> WHAT THE TASK REQUIRES
Give only the number of lines in the records that contain the word "portrait".

=== TASK DATA ===

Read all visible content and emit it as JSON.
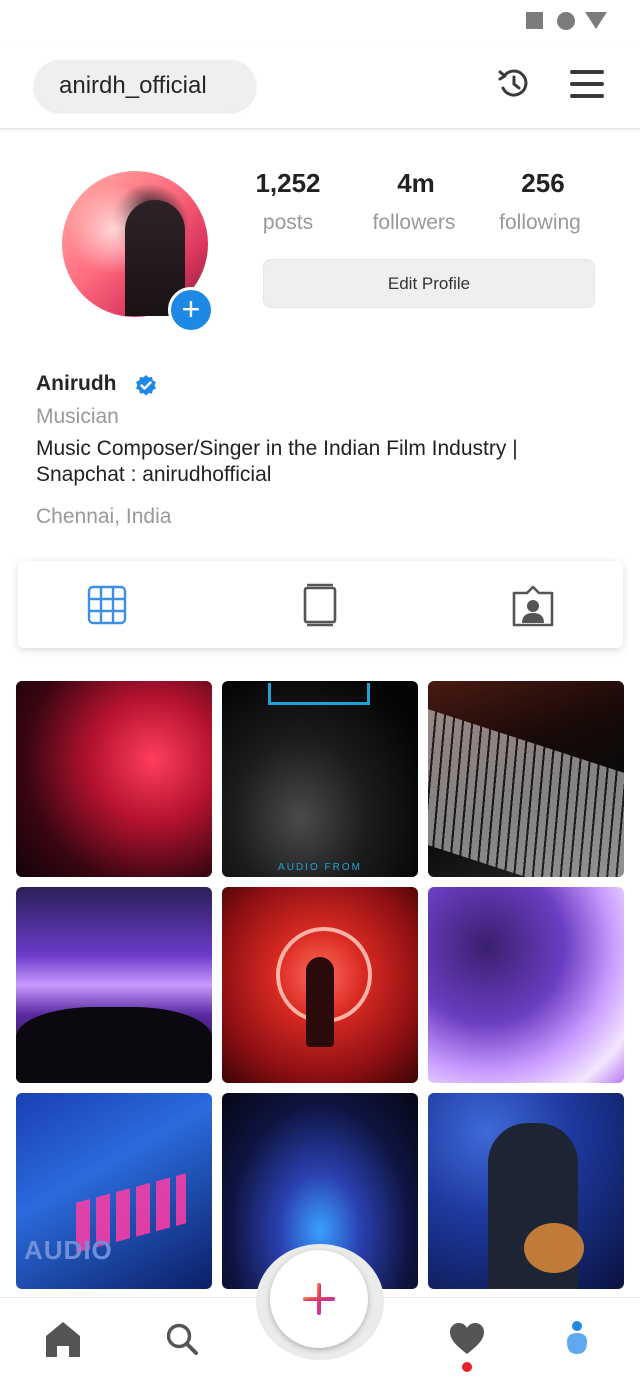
{
  "header": {
    "username": "anirdh_official"
  },
  "stats": [
    {
      "value": "1,252",
      "label": "posts"
    },
    {
      "value": "4m",
      "label": "followers"
    },
    {
      "value": "256",
      "label": "following"
    }
  ],
  "edit_profile_label": "Edit Profile",
  "profile": {
    "name": "Anirudh",
    "category": "Musician",
    "bio_line1": "Music Composer/Singer in the Indian Film Industry |",
    "bio_line2": "Snapchat : anirudhofficial",
    "location": "Chennai, India"
  },
  "posts": [
    {
      "name": "post-red-portrait",
      "caption": ""
    },
    {
      "name": "post-album-cover",
      "caption": "AUDIO FROM"
    },
    {
      "name": "post-keyboard-hands",
      "caption": ""
    },
    {
      "name": "post-concert-crowd",
      "caption": ""
    },
    {
      "name": "post-neon-art",
      "caption": ""
    },
    {
      "name": "post-purple-portrait",
      "caption": ""
    },
    {
      "name": "post-launchpad",
      "caption": "AUDIO"
    },
    {
      "name": "post-stage-lights",
      "caption": ""
    },
    {
      "name": "post-guitarist",
      "caption": ""
    }
  ],
  "colors": {
    "accent": "#1e88e5",
    "notification": "#e8202a",
    "muted": "#999999"
  },
  "icons": [
    "history-icon",
    "menu-icon",
    "grid-icon",
    "igtv-icon",
    "tagged-icon",
    "home-icon",
    "search-icon",
    "add-icon",
    "heart-icon",
    "profile-icon"
  ]
}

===

> SOLUTION TO THIS EXERCISE
2